● **PROBLEM REQUIREMENTS**
Take from the records below each line that holds "Список".

(Element data from apps and pages)
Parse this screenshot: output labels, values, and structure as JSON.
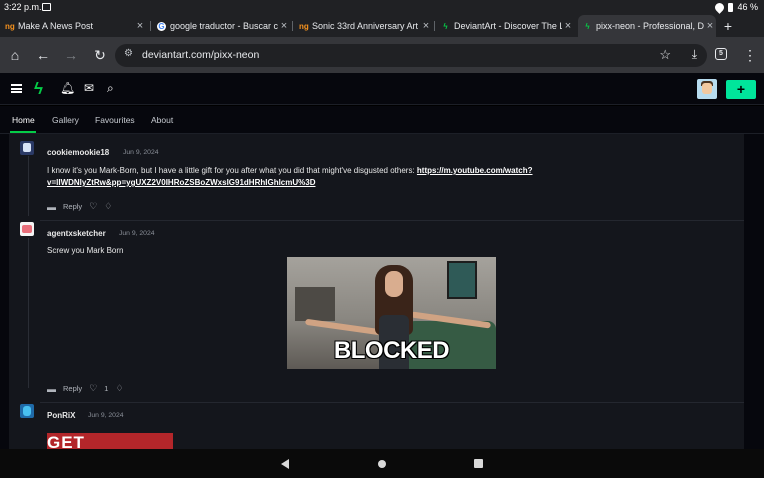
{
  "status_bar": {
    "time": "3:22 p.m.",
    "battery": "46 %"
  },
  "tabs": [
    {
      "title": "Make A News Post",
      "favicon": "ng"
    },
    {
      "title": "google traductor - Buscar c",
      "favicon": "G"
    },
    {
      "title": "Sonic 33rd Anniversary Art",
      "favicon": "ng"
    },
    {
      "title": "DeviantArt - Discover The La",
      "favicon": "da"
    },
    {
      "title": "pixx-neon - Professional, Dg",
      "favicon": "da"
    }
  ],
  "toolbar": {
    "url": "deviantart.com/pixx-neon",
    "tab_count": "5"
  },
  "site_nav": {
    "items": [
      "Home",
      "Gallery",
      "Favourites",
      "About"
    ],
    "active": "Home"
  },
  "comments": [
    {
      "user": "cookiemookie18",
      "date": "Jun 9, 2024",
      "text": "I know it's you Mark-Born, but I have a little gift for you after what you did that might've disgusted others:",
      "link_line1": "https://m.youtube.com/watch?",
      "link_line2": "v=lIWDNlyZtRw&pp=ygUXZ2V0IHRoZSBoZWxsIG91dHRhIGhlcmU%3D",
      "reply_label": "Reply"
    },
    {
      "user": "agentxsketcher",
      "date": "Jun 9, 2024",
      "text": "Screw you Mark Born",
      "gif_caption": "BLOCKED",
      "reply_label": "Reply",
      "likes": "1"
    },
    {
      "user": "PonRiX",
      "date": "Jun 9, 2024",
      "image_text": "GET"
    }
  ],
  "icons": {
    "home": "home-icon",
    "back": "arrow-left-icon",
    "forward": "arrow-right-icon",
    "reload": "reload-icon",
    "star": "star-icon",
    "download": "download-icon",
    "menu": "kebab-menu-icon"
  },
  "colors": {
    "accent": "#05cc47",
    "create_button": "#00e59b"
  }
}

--

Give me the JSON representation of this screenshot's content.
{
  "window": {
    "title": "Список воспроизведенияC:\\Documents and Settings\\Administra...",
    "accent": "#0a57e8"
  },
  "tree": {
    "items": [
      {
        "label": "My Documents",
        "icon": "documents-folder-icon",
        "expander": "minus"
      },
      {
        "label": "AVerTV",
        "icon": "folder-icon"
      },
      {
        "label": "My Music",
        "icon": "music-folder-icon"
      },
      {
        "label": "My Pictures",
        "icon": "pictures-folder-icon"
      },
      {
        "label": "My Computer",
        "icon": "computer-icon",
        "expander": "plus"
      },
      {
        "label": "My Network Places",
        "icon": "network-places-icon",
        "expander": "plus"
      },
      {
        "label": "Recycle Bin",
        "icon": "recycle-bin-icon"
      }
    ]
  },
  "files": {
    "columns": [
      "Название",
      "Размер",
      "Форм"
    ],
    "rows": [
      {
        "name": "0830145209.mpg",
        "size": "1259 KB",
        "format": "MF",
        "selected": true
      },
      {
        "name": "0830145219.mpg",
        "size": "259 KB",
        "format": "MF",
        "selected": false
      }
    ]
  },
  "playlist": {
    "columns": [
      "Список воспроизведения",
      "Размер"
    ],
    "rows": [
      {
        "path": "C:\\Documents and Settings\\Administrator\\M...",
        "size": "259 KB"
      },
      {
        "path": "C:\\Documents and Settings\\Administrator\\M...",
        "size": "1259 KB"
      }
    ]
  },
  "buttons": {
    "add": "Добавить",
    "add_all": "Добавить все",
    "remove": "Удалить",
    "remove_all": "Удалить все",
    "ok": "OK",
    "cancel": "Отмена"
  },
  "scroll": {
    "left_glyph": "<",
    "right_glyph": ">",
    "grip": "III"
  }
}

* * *

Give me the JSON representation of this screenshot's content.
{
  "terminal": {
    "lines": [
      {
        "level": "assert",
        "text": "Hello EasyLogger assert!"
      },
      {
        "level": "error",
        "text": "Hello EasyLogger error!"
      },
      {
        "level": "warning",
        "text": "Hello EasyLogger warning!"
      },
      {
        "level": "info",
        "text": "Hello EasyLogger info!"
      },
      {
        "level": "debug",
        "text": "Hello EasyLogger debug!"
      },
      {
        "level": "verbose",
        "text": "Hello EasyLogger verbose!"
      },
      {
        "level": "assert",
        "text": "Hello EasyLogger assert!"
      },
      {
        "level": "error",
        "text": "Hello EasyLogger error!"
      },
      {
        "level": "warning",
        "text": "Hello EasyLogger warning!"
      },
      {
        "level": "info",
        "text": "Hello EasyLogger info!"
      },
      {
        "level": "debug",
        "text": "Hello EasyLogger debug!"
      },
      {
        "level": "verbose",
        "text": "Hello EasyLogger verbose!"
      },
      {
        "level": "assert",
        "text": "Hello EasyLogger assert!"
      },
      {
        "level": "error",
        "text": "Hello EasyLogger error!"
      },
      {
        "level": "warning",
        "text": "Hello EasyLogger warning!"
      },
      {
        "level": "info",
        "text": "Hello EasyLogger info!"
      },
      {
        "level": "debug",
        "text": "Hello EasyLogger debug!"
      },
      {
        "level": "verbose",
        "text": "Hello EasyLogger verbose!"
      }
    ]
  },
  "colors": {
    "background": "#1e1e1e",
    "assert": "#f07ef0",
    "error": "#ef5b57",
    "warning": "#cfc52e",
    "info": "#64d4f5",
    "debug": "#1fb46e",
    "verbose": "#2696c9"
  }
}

● **TASK RESULT**
    "title": "Список воспроизведенияC:\\Documents and Settings\\Administra...",
      "Список воспроизведения",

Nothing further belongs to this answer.